- _Your objective_
Please print every record below exactly as it appears.

START Exercise data

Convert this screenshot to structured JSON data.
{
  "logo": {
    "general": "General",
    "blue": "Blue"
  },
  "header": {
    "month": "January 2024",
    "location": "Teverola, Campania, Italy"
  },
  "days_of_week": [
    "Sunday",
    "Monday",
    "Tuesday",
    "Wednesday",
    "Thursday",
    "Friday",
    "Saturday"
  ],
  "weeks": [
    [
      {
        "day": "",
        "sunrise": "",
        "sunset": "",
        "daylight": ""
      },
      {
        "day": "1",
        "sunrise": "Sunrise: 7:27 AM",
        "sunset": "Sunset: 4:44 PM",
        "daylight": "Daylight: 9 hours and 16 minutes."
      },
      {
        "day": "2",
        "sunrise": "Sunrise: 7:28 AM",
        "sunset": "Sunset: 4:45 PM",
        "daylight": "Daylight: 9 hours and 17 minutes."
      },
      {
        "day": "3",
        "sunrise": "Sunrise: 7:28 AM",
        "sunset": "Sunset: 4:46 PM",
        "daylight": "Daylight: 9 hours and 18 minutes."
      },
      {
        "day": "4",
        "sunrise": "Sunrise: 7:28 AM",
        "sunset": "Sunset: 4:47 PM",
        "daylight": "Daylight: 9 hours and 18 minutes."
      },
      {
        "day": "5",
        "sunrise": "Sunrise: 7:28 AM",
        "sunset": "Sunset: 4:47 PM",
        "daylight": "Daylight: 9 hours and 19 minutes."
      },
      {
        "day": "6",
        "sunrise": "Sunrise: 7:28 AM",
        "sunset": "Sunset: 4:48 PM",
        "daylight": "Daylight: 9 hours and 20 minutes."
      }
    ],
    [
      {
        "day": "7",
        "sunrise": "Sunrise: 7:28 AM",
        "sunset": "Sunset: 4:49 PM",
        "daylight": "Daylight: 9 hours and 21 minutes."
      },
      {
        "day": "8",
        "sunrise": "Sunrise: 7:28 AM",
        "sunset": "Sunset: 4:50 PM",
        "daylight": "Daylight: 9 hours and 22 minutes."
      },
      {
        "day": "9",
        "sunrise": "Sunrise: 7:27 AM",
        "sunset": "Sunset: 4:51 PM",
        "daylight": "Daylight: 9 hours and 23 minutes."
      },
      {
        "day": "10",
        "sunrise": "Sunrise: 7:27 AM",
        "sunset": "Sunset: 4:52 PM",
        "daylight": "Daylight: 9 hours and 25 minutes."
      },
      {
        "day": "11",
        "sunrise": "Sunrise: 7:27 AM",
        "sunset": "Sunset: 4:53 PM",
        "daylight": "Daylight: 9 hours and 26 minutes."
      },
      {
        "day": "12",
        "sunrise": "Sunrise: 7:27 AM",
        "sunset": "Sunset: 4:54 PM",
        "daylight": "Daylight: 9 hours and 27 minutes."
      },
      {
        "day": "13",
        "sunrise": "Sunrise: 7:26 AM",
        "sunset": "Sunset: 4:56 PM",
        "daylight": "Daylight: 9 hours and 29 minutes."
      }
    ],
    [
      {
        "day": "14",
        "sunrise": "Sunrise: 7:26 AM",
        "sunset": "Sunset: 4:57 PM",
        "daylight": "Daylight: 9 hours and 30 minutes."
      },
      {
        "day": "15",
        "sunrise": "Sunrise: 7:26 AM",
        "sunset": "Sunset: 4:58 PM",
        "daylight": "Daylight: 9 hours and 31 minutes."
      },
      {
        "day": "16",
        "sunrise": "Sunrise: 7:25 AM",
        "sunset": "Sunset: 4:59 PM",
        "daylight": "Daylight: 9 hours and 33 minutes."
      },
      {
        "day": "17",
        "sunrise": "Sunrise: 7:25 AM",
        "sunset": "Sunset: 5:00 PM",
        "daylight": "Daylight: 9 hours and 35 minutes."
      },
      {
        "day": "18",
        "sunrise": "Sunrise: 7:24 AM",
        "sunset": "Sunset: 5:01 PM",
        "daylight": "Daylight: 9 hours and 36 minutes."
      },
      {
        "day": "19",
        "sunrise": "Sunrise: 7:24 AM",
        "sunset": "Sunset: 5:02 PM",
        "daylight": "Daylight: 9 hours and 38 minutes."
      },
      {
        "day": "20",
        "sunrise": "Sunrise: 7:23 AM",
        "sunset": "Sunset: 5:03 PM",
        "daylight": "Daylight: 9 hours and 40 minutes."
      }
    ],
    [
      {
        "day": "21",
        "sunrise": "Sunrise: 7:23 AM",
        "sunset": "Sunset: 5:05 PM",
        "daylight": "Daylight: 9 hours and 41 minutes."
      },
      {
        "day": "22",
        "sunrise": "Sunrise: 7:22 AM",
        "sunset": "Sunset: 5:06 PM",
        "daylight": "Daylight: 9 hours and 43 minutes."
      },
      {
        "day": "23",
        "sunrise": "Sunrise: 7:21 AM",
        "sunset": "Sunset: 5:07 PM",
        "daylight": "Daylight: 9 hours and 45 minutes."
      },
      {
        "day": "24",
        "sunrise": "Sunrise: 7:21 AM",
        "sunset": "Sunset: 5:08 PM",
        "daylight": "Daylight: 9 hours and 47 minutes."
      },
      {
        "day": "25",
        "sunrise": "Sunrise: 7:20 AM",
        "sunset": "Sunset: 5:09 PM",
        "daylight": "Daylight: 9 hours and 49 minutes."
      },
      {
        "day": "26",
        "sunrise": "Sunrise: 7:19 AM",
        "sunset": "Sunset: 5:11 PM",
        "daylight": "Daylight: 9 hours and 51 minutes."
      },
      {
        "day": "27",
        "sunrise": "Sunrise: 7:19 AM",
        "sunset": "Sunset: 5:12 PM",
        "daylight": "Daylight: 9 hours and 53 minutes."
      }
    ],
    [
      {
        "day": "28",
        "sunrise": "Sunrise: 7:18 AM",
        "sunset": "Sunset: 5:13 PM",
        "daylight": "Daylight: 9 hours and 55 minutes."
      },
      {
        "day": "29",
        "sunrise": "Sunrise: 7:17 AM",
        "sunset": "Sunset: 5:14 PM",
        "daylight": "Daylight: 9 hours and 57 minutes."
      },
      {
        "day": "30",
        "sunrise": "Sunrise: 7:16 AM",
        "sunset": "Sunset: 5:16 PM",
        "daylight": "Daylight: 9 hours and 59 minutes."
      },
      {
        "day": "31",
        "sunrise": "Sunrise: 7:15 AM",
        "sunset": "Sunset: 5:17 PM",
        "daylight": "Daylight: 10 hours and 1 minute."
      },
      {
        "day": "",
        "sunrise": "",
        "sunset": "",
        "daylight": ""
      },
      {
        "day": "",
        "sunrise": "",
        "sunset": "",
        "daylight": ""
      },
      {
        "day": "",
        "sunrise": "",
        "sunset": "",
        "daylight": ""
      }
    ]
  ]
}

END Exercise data

- _Reply_
Convert this screenshot to structured JSON data.
{
  "logo": {
    "general": "General",
    "blue": "Blue"
  },
  "header": {
    "month": "January 2024",
    "location": "Teverola, Campania, Italy"
  },
  "days_of_week": [
    "Sunday",
    "Monday",
    "Tuesday",
    "Wednesday",
    "Thursday",
    "Friday",
    "Saturday"
  ],
  "weeks": [
    [
      {
        "day": "",
        "sunrise": "",
        "sunset": "",
        "daylight": ""
      },
      {
        "day": "1",
        "sunrise": "Sunrise: 7:27 AM",
        "sunset": "Sunset: 4:44 PM",
        "daylight": "Daylight: 9 hours and 16 minutes."
      },
      {
        "day": "2",
        "sunrise": "Sunrise: 7:28 AM",
        "sunset": "Sunset: 4:45 PM",
        "daylight": "Daylight: 9 hours and 17 minutes."
      },
      {
        "day": "3",
        "sunrise": "Sunrise: 7:28 AM",
        "sunset": "Sunset: 4:46 PM",
        "daylight": "Daylight: 9 hours and 18 minutes."
      },
      {
        "day": "4",
        "sunrise": "Sunrise: 7:28 AM",
        "sunset": "Sunset: 4:47 PM",
        "daylight": "Daylight: 9 hours and 18 minutes."
      },
      {
        "day": "5",
        "sunrise": "Sunrise: 7:28 AM",
        "sunset": "Sunset: 4:47 PM",
        "daylight": "Daylight: 9 hours and 19 minutes."
      },
      {
        "day": "6",
        "sunrise": "Sunrise: 7:28 AM",
        "sunset": "Sunset: 4:48 PM",
        "daylight": "Daylight: 9 hours and 20 minutes."
      }
    ],
    [
      {
        "day": "7",
        "sunrise": "Sunrise: 7:28 AM",
        "sunset": "Sunset: 4:49 PM",
        "daylight": "Daylight: 9 hours and 21 minutes."
      },
      {
        "day": "8",
        "sunrise": "Sunrise: 7:28 AM",
        "sunset": "Sunset: 4:50 PM",
        "daylight": "Daylight: 9 hours and 22 minutes."
      },
      {
        "day": "9",
        "sunrise": "Sunrise: 7:27 AM",
        "sunset": "Sunset: 4:51 PM",
        "daylight": "Daylight: 9 hours and 23 minutes."
      },
      {
        "day": "10",
        "sunrise": "Sunrise: 7:27 AM",
        "sunset": "Sunset: 4:52 PM",
        "daylight": "Daylight: 9 hours and 25 minutes."
      },
      {
        "day": "11",
        "sunrise": "Sunrise: 7:27 AM",
        "sunset": "Sunset: 4:53 PM",
        "daylight": "Daylight: 9 hours and 26 minutes."
      },
      {
        "day": "12",
        "sunrise": "Sunrise: 7:27 AM",
        "sunset": "Sunset: 4:54 PM",
        "daylight": "Daylight: 9 hours and 27 minutes."
      },
      {
        "day": "13",
        "sunrise": "Sunrise: 7:26 AM",
        "sunset": "Sunset: 4:56 PM",
        "daylight": "Daylight: 9 hours and 29 minutes."
      }
    ],
    [
      {
        "day": "14",
        "sunrise": "Sunrise: 7:26 AM",
        "sunset": "Sunset: 4:57 PM",
        "daylight": "Daylight: 9 hours and 30 minutes."
      },
      {
        "day": "15",
        "sunrise": "Sunrise: 7:26 AM",
        "sunset": "Sunset: 4:58 PM",
        "daylight": "Daylight: 9 hours and 31 minutes."
      },
      {
        "day": "16",
        "sunrise": "Sunrise: 7:25 AM",
        "sunset": "Sunset: 4:59 PM",
        "daylight": "Daylight: 9 hours and 33 minutes."
      },
      {
        "day": "17",
        "sunrise": "Sunrise: 7:25 AM",
        "sunset": "Sunset: 5:00 PM",
        "daylight": "Daylight: 9 hours and 35 minutes."
      },
      {
        "day": "18",
        "sunrise": "Sunrise: 7:24 AM",
        "sunset": "Sunset: 5:01 PM",
        "daylight": "Daylight: 9 hours and 36 minutes."
      },
      {
        "day": "19",
        "sunrise": "Sunrise: 7:24 AM",
        "sunset": "Sunset: 5:02 PM",
        "daylight": "Daylight: 9 hours and 38 minutes."
      },
      {
        "day": "20",
        "sunrise": "Sunrise: 7:23 AM",
        "sunset": "Sunset: 5:03 PM",
        "daylight": "Daylight: 9 hours and 40 minutes."
      }
    ],
    [
      {
        "day": "21",
        "sunrise": "Sunrise: 7:23 AM",
        "sunset": "Sunset: 5:05 PM",
        "daylight": "Daylight: 9 hours and 41 minutes."
      },
      {
        "day": "22",
        "sunrise": "Sunrise: 7:22 AM",
        "sunset": "Sunset: 5:06 PM",
        "daylight": "Daylight: 9 hours and 43 minutes."
      },
      {
        "day": "23",
        "sunrise": "Sunrise: 7:21 AM",
        "sunset": "Sunset: 5:07 PM",
        "daylight": "Daylight: 9 hours and 45 minutes."
      },
      {
        "day": "24",
        "sunrise": "Sunrise: 7:21 AM",
        "sunset": "Sunset: 5:08 PM",
        "daylight": "Daylight: 9 hours and 47 minutes."
      },
      {
        "day": "25",
        "sunrise": "Sunrise: 7:20 AM",
        "sunset": "Sunset: 5:09 PM",
        "daylight": "Daylight: 9 hours and 49 minutes."
      },
      {
        "day": "26",
        "sunrise": "Sunrise: 7:19 AM",
        "sunset": "Sunset: 5:11 PM",
        "daylight": "Daylight: 9 hours and 51 minutes."
      },
      {
        "day": "27",
        "sunrise": "Sunrise: 7:19 AM",
        "sunset": "Sunset: 5:12 PM",
        "daylight": "Daylight: 9 hours and 53 minutes."
      }
    ],
    [
      {
        "day": "28",
        "sunrise": "Sunrise: 7:18 AM",
        "sunset": "Sunset: 5:13 PM",
        "daylight": "Daylight: 9 hours and 55 minutes."
      },
      {
        "day": "29",
        "sunrise": "Sunrise: 7:17 AM",
        "sunset": "Sunset: 5:14 PM",
        "daylight": "Daylight: 9 hours and 57 minutes."
      },
      {
        "day": "30",
        "sunrise": "Sunrise: 7:16 AM",
        "sunset": "Sunset: 5:16 PM",
        "daylight": "Daylight: 9 hours and 59 minutes."
      },
      {
        "day": "31",
        "sunrise": "Sunrise: 7:15 AM",
        "sunset": "Sunset: 5:17 PM",
        "daylight": "Daylight: 10 hours and 1 minute."
      },
      {
        "day": "",
        "sunrise": "",
        "sunset": "",
        "daylight": ""
      },
      {
        "day": "",
        "sunrise": "",
        "sunset": "",
        "daylight": ""
      },
      {
        "day": "",
        "sunrise": "",
        "sunset": "",
        "daylight": ""
      }
    ]
  ]
}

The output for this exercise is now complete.